Artist: Susan Klinger

Painter Susan Klinger presents her stunning portfolio of work, and talks about her process and inspiration.


"Island Reflection, Guana Cay" pastel, 18" x 14" by Susan Klinger. See her artist profile at

“Island Reflection, Guana Cay” pastel, 18″ x 14″

ABI:  How did your work evolve from using watercolor to pastel?

SK:  While working on my graduate degree, I took a plein air painting class. We were transported each day to an Amish farm to paint. It was an extremely hot summer. I took along all my watercolor supplies, lugging them onto the farm each day. After a week of painting, I was frustrated and disappointed in my work.


"Coconut Palm II" pastel, 24" x 16" by Susan Klinger. See her artist profile at

“Coconut Palm II” pastel, 24″ x 16″


The intense heat and humidity caused my watercolors to behave quite differently than they did in my home studio. I wasn’t happy with my results. We had been required to purchase pastels for the class, so for the second week I decided to try them. After just one painting, I was hooked.


"Water’s Rush" pastel, 8" x 12" by Susan Klinger. See her artist profile at

“Water’s Rush” pastel, 8″ x 12″

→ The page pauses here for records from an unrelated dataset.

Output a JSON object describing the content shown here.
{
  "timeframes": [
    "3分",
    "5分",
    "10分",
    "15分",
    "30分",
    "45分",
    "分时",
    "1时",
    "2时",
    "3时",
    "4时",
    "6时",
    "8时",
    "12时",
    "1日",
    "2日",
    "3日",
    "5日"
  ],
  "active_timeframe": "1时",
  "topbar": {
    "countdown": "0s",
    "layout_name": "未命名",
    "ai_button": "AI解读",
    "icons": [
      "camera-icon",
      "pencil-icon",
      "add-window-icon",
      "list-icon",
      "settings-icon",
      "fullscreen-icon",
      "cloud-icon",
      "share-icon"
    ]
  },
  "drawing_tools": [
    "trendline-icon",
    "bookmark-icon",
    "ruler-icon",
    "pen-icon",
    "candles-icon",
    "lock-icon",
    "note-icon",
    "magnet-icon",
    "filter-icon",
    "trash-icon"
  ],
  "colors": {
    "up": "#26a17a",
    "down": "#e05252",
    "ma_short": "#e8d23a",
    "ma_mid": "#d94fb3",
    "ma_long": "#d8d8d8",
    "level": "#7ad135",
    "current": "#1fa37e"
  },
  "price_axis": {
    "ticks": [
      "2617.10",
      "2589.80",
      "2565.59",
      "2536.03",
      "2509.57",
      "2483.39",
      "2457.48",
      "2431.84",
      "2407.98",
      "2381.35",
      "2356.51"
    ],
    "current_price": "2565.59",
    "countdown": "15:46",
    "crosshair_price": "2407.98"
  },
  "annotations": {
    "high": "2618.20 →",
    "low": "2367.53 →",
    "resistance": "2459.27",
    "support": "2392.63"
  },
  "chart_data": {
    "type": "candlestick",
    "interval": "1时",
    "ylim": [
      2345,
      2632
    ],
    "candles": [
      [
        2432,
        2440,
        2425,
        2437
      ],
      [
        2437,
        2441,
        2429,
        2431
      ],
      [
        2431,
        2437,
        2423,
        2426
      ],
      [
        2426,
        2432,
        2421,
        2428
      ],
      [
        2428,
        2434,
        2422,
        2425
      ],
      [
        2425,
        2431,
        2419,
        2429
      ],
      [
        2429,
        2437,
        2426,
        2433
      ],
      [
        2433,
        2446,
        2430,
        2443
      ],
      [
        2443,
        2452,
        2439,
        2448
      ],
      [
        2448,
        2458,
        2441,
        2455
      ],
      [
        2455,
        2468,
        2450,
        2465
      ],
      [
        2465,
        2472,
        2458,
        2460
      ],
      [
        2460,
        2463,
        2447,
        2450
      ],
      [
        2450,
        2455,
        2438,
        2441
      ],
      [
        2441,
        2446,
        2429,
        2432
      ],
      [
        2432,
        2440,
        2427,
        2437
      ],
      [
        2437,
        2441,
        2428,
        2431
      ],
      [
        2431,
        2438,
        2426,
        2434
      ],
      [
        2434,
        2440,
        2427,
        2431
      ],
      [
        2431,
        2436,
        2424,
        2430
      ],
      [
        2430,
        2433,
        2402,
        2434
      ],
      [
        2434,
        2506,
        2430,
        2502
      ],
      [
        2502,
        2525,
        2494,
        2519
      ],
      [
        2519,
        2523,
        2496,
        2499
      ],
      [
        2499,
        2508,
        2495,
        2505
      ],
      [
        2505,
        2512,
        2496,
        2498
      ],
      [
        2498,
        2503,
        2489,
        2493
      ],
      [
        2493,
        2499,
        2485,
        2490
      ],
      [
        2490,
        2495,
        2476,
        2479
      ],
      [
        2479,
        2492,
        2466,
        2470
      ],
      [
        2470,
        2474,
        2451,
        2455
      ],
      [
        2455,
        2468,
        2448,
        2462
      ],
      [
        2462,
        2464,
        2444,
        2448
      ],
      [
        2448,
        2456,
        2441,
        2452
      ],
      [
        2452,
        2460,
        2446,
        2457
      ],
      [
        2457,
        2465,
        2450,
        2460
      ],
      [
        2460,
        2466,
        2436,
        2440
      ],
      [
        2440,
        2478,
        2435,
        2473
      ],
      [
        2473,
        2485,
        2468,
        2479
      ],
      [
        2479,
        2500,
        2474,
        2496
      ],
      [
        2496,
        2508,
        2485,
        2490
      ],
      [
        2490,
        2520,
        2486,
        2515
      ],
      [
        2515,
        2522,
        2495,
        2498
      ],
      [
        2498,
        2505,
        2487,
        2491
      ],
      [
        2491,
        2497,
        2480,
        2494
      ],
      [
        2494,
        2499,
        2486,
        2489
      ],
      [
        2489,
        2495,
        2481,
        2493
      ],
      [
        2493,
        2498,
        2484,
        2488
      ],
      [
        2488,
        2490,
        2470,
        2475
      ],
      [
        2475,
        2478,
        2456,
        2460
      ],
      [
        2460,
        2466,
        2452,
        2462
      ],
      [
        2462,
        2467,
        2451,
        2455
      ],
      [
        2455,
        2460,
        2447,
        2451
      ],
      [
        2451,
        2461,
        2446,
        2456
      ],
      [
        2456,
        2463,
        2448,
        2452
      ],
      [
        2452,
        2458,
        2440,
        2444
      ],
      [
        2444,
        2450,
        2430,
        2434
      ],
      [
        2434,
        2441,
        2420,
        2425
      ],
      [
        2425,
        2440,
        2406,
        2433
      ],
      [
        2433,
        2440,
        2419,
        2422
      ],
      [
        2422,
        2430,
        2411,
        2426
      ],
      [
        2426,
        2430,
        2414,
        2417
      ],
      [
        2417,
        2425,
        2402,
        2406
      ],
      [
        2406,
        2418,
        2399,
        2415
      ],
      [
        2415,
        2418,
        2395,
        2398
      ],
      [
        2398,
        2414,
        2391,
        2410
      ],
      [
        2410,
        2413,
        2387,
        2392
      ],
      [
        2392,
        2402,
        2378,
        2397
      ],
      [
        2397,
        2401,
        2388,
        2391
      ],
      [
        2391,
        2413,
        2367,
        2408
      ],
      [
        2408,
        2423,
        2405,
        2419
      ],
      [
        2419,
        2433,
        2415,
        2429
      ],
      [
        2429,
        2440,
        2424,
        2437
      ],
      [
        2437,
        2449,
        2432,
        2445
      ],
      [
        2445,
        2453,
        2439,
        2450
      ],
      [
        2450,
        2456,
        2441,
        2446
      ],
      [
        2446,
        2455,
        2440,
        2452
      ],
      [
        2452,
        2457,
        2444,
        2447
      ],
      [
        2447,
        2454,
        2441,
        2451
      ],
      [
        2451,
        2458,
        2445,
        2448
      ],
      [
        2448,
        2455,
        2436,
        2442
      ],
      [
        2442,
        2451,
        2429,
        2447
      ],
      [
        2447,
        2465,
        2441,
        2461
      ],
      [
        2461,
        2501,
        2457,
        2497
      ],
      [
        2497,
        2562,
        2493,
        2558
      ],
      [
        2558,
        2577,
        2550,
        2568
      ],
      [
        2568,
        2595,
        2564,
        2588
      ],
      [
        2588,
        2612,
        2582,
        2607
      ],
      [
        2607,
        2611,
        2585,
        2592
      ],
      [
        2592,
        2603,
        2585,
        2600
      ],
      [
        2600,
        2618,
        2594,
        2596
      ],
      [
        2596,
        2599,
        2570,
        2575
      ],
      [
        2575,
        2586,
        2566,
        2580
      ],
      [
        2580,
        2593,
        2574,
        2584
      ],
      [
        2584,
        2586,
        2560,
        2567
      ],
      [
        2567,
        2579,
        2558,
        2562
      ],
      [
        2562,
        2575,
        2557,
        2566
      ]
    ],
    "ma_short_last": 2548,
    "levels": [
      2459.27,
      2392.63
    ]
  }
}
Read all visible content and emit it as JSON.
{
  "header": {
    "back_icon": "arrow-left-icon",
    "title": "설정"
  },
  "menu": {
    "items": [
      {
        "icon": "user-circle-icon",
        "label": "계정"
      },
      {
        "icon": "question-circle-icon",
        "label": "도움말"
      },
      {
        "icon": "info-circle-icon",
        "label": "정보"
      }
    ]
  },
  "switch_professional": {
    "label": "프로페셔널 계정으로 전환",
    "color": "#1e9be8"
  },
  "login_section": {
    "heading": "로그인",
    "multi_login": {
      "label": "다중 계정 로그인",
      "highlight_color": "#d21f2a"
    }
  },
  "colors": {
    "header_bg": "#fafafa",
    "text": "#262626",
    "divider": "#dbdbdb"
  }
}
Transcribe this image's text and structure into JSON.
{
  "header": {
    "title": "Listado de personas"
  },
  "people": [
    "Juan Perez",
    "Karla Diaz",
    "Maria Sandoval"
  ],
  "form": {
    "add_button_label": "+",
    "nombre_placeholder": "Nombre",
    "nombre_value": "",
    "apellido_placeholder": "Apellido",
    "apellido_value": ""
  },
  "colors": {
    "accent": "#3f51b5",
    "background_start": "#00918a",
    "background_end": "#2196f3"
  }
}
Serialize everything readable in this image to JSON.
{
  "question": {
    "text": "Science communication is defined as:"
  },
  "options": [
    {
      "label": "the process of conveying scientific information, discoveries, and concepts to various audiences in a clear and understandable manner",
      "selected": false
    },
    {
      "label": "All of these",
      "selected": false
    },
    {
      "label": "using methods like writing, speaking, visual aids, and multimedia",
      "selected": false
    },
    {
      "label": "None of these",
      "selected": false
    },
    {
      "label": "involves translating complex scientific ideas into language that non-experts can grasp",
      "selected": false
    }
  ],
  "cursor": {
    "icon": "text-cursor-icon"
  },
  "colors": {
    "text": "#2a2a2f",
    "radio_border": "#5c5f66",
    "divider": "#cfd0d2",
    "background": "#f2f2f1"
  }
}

Pastel was far less cumbersome to handle on location and I found myself being bolder in my use of color and in my application of the pastel to the surface. I was excited by my results. At some point, I might try a pastel over a watercolor underpainting.


"Marsh Reflection" pastel, 12" x 9" by Susan Klinger. See her artist profile at

“Marsh Reflection” pastel, 12″ x 9″


ABI:  What is your current direction and focus?

SK:  I am currently focusing on a series of paintings that have the sky as the focal point, with an emphasis on sunset and sunrise. I recently challenged myself to complete one small sky study each day for a total of 24 studies over a one-month period.


"Suburban Sunrise" pastel, 9" x 12" by Susan Klinger. See her artist profile at

“Suburban Sunrise” pastel, 9″ x 12″


I consider myself a slow painter, so the idea of working within such a tight deadline was, in itself, a challenge. But, I also wanted to see what I could learn by devoting a concentrated effort to a single subject. I thought I might run out of ideas, but it was exactly the opposite. Mother Nature continues to provide fresh inspiration every day!


"Sunset at Green Lane" pastel, 8" x 12" by Susan Klinger. See her artist profile at

“Sunset at Green Lane” pastel, 8″ x 12″


The studies were a success and I learned a great deal, so my current focus is a concentrated emphasis on paintings that feature the sky as the focal point. I also enjoy painting reflections, in glass or water, so I see the sky series developing further into pieces that feature the sky, not directly, but as it is reflected in a body of water.


"Wintry Shadows" pastel, 18" x 12" by Susan Klinger. See her artist profile at

“Wintry Shadows” pastel, 18″ x 12″


ABI:  Describe your technique and how you create a painting from concept through completion.

SK:  My work typically begins with images that grabbed my attention going through daily life. Many times, I carry my camera, but cell phones have made capturing that unexpected scene much easier. As with my sky studies, I sometimes go on photographic field trips, in search of a specific subject.


Painting progression by Susan Klinger. See her artist profile at

The painting “Lyrical Cascade” from original photo, through progression to the finished work, pastel, 14″ x 21″


Once I have selected a photo or group of photos from which to work, I will create a notan sketch. A notan is a sketch that breaks down the scene into just two values, black & white. This becomes the underlying value pattern for the painting. It is at the notan stage that I can manipulate the dark and light shapes to create a more pleasing or dynamic value pattern that will carry through to the completed work.


"Fresh Citrus" in process: Notan and finished Pastel, 16" x 12" by Susan Klinger. See her artist profile at

“Fresh Citrus” in process: Notan and finished Pastel, 16″ x 12″


I almost always work on a toned or colored surface, preferring a sanded pastel paper. When not toning an overall color, I may do an underpainting in pastel to which I apply odorless mineral spirits with a brush to create a loose impressionistic base. I apply the layers of pastel by building the scene gradually, at first with broad applications of color. Later in the process, my marks become more deliberate and controlled.